To develop the menu, Freeman partnered with executive chef Doris Choi, based out of New York City, who brings to Grainmaker years of experience developing menus for restaurants worldwide.
“We kind of led it down a path where rice made sense,” Freeman said. “We really wanted to focus everything on the rice.”
The bowls have bases of jasmine rice, volcano rice, or cauliflower “rice.” Salads or rice noodles are also available. Meanwhile, the street signatures section of the menu features a banh mi, tacos, and noodles, and sides include items like sticky mango rice made with coconut milk and watermelon salsa with plantain chips. Grainmaker will also serve smoothies and beverages like Thai basil lemonade.
“Eventually, we’re in the works to get the beer and wine license,” Freeman said.
The entire Grainmaker menu will be dairy-free, and most dishes are free of gluten. Additionally, Freeman will partner with a number of local producers to source ingredients and to handle parts of the business like food waste.
“We wanted to do local everything, as much as we could,” Freeman said. “The first step is we’ll always look for a small business and local business. If there’s no one there, we’ll go with a local business, but they can be a large business.”
For example, Grainmaker partnered with a local potter who will produce more than 200 bowls for the restaurant, and the baguettes for the menu’s banh mi will come from Nick Robertson of Somerville Bread Company.

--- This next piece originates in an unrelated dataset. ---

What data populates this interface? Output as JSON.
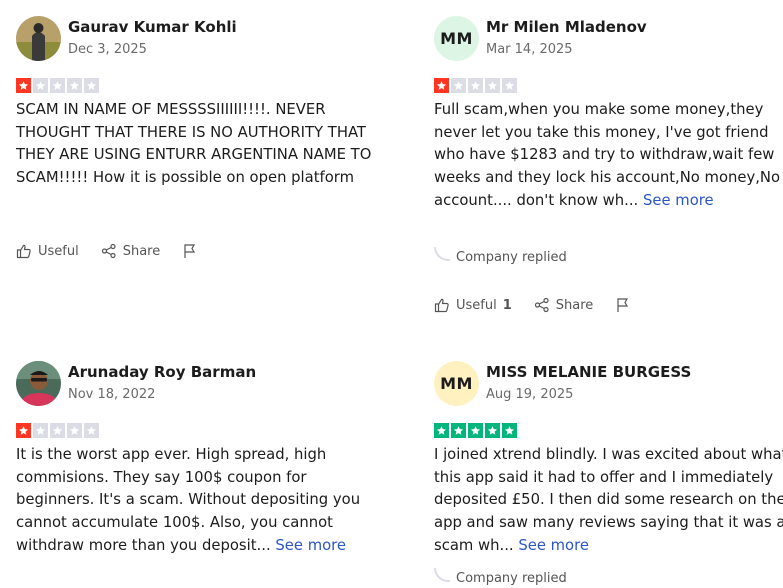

“He’s making the French baguettes for us every day, and we will not hold them past that day,” Freeman said. “It’s nicer to partner with someone like Nick who’s really passionate about what he’s doing.”
Additionally, Grainmaker will work with Boston Rescue Mission to eliminate food waste in the restaurant. “Our crew or someone from their place will come over and take the food that’s run out its lifeline, and they’ll serve it in their kitchen,” Freeman said.
That sense of community contributed to the draw for Freeman to open Grainmaker in the area.
“I think Boston just had a food scene that’s starting to grow,” Freeman said. “It’s a perfect time. There’s just so much stuff popping up.”
Freeman raised money to fund the startup of the flagship restaurant along with subsequent locations, with a goal of opening 10 locations in Greater Boston within the next three to four years.
The first location could open by the end of September or early October, and Grainmaker has already started hiring staff.
• Grainmaker [Official Site]